All lines with the word "圣阳股份" in the material below are required.

- RECORDS FOR THE EXERCISE

Content starts

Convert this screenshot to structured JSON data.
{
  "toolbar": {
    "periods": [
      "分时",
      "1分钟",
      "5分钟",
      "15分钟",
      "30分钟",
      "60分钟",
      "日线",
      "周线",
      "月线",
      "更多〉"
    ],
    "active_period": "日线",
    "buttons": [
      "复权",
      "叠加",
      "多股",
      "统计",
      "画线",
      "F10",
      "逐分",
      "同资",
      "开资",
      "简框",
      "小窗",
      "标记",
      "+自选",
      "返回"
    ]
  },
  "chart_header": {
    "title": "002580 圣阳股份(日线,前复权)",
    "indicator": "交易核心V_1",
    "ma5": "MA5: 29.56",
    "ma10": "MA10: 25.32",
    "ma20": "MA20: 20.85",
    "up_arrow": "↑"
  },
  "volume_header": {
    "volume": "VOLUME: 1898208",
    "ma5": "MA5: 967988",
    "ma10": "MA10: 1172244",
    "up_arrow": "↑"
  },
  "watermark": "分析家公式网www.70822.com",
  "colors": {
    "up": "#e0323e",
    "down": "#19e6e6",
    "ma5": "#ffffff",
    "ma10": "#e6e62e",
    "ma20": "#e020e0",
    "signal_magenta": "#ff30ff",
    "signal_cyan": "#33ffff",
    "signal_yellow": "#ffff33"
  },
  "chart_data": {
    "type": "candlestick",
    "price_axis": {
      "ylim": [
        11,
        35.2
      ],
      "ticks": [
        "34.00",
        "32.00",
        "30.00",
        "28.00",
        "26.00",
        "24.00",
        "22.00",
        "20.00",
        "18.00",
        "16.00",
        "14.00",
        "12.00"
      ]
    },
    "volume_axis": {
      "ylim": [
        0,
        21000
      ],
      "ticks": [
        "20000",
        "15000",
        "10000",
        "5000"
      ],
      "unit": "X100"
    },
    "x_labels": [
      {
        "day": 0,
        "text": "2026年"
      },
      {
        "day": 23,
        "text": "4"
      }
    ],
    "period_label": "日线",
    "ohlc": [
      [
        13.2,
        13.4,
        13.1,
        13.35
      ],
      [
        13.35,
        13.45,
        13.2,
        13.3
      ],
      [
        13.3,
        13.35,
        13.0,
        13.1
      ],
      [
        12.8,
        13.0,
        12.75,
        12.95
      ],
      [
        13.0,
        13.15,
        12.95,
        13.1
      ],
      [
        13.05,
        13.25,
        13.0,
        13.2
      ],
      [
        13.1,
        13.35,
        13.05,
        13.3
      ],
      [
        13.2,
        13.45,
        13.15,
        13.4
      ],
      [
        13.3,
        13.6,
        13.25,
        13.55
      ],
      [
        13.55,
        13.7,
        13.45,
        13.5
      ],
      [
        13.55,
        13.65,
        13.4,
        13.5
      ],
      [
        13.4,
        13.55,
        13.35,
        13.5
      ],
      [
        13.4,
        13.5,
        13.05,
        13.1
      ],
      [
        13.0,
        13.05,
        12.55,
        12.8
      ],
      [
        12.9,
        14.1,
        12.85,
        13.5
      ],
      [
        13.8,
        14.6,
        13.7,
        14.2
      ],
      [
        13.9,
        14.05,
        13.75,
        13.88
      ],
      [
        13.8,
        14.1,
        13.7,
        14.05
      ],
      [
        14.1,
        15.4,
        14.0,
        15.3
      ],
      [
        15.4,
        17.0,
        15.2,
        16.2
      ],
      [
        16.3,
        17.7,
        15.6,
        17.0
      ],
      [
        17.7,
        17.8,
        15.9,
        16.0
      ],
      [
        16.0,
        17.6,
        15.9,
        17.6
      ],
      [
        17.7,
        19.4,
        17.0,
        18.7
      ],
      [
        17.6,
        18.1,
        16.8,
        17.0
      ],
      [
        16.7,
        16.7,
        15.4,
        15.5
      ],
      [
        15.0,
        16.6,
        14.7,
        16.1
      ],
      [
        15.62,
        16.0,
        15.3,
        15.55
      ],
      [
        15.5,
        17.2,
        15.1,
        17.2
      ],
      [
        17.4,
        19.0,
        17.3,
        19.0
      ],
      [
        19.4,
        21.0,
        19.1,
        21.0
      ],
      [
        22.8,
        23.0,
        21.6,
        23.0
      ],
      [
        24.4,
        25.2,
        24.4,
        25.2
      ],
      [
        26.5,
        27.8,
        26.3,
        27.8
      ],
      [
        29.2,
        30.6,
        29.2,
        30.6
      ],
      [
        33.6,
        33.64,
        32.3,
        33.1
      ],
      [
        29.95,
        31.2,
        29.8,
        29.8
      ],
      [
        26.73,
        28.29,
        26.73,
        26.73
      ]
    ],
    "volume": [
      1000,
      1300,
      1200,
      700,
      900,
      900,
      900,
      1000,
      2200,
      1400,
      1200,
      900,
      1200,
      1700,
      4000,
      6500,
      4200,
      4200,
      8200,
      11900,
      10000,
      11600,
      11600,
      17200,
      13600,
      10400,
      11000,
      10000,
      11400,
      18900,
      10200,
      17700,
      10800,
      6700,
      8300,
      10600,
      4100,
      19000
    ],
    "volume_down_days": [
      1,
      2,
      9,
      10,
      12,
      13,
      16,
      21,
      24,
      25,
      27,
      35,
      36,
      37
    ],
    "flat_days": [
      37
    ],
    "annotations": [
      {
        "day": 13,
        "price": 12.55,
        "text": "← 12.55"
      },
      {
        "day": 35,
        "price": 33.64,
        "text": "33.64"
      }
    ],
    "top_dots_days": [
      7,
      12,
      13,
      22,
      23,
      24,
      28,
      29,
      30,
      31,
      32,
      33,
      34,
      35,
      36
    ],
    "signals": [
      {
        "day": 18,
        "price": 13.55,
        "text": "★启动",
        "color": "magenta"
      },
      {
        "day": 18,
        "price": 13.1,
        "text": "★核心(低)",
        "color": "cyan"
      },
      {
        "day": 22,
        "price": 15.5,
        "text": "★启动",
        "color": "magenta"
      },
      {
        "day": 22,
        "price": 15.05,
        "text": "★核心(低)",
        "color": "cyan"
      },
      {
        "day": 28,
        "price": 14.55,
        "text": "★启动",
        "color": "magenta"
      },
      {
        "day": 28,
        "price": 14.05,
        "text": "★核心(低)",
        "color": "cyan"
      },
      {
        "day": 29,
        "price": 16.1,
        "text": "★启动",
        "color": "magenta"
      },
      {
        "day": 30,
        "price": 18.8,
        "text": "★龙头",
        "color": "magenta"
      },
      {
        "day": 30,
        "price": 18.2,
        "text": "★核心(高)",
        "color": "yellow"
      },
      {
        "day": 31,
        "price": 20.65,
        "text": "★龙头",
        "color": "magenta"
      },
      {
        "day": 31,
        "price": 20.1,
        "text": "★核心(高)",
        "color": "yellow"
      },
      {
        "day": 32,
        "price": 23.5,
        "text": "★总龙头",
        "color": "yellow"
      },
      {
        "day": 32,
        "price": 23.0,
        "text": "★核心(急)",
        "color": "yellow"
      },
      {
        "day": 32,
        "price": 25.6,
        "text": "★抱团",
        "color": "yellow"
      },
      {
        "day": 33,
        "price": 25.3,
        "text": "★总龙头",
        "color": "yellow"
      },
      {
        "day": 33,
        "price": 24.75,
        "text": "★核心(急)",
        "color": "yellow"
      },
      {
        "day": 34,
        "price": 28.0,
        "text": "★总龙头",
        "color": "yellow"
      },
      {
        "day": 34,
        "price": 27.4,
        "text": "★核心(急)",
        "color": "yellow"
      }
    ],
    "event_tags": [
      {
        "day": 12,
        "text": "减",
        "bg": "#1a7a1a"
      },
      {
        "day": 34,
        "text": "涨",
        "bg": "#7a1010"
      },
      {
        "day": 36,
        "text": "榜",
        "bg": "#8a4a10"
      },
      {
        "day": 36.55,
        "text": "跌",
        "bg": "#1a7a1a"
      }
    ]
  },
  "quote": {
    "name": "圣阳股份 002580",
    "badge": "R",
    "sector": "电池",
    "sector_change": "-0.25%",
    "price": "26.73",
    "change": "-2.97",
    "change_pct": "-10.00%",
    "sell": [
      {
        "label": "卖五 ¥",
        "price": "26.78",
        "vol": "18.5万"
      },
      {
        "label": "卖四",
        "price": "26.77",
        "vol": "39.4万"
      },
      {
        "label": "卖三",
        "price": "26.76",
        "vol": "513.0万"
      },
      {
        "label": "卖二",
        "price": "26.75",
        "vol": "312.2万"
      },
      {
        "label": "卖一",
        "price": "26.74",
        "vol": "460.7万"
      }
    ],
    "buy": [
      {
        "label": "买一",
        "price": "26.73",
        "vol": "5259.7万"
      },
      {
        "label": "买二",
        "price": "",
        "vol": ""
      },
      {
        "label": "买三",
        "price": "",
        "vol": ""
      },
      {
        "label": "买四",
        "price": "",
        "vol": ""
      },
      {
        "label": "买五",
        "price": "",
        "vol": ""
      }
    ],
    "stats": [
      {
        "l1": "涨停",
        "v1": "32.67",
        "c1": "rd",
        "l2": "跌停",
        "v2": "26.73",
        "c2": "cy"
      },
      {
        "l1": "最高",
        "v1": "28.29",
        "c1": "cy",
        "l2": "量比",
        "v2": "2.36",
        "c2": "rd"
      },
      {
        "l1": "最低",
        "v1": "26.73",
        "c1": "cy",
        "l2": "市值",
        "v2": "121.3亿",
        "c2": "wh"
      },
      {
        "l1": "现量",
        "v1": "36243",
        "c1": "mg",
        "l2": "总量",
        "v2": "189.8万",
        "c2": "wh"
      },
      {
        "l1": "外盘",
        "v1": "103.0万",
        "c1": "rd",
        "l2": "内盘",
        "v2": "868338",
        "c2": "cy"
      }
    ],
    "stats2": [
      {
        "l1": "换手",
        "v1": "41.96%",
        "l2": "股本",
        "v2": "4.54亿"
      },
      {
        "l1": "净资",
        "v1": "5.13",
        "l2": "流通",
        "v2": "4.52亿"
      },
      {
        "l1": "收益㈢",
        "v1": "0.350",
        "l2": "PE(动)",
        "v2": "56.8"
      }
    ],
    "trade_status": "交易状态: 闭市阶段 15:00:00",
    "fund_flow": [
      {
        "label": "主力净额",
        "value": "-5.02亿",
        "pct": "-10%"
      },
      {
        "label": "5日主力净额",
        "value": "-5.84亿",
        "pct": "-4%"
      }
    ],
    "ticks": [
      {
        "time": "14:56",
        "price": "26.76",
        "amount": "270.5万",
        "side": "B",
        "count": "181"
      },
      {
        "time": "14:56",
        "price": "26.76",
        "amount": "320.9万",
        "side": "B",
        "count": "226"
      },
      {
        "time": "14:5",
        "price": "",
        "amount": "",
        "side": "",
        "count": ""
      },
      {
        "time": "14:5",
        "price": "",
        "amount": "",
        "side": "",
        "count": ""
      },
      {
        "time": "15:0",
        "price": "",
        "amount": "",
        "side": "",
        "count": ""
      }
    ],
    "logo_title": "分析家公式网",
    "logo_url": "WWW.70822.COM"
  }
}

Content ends

- EXPECTED OUTPUT
    "title": "002580 圣阳股份(日线,前复权)",
    "name": "圣阳股份 002580",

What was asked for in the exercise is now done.